◆ AIM OF THE TASK ◆
In the data, find the word "蝎式手枪" and copy out every line that has it.

◆ RECORDS TO USE ◆
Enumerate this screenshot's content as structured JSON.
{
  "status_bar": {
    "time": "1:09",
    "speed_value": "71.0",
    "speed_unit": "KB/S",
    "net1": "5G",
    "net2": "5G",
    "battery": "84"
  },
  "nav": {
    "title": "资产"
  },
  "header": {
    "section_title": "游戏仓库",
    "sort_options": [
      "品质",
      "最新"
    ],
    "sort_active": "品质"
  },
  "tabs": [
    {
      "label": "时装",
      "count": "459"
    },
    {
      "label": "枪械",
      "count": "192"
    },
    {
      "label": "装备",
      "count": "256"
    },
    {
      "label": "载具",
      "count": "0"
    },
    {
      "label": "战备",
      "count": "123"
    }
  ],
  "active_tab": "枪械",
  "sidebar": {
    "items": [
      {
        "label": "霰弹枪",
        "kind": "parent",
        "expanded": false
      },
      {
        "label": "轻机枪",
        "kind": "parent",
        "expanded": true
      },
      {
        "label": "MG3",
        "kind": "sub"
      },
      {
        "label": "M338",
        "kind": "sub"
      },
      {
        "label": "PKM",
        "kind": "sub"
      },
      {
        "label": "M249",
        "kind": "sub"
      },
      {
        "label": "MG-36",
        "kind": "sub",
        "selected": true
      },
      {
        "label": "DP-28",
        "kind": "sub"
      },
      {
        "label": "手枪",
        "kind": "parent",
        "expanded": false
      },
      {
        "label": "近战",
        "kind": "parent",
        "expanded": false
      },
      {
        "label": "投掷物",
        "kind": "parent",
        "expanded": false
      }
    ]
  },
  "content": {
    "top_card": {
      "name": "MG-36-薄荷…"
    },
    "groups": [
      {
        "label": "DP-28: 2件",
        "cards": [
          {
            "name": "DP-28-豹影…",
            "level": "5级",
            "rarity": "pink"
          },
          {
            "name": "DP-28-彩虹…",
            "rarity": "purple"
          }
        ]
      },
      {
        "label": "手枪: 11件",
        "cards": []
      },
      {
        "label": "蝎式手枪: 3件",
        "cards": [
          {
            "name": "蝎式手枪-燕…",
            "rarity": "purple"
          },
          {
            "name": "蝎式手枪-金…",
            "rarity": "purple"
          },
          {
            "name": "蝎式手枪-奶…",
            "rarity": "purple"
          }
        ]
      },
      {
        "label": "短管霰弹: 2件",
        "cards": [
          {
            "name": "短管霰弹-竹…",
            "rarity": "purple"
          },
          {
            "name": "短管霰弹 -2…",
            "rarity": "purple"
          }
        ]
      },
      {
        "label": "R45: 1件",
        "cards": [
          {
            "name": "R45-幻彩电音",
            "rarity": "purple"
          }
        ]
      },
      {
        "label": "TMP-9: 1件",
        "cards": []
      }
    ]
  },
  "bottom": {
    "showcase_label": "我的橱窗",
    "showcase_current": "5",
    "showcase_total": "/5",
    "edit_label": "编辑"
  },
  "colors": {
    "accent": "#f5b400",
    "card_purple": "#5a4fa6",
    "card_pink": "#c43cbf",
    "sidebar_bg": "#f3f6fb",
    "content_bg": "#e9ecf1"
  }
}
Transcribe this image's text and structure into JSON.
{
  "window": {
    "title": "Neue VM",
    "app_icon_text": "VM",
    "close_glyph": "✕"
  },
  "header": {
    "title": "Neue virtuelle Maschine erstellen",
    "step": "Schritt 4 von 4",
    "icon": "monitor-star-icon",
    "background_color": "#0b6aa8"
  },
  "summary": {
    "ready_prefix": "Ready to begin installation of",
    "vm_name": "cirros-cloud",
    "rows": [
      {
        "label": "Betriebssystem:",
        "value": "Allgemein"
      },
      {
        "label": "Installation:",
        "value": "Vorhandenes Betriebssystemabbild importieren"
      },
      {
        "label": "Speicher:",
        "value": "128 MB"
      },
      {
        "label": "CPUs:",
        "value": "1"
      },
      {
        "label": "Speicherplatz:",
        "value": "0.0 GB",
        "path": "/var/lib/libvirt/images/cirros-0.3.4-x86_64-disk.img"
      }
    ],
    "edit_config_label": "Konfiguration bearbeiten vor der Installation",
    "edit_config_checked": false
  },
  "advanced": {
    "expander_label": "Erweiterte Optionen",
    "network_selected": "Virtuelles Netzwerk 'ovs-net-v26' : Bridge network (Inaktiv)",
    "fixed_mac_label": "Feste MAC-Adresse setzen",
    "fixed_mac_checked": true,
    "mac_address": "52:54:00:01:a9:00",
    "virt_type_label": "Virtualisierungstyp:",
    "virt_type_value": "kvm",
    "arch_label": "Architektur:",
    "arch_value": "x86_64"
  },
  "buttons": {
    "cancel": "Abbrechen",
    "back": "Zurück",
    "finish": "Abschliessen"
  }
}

◆ ANSWER TO THIS PROBLEM ◆
        "label": "蝎式手枪: 3件",
            "name": "蝎式手枪-燕…",
            "name": "蝎式手枪-金…",
            "name": "蝎式手枪-奶…",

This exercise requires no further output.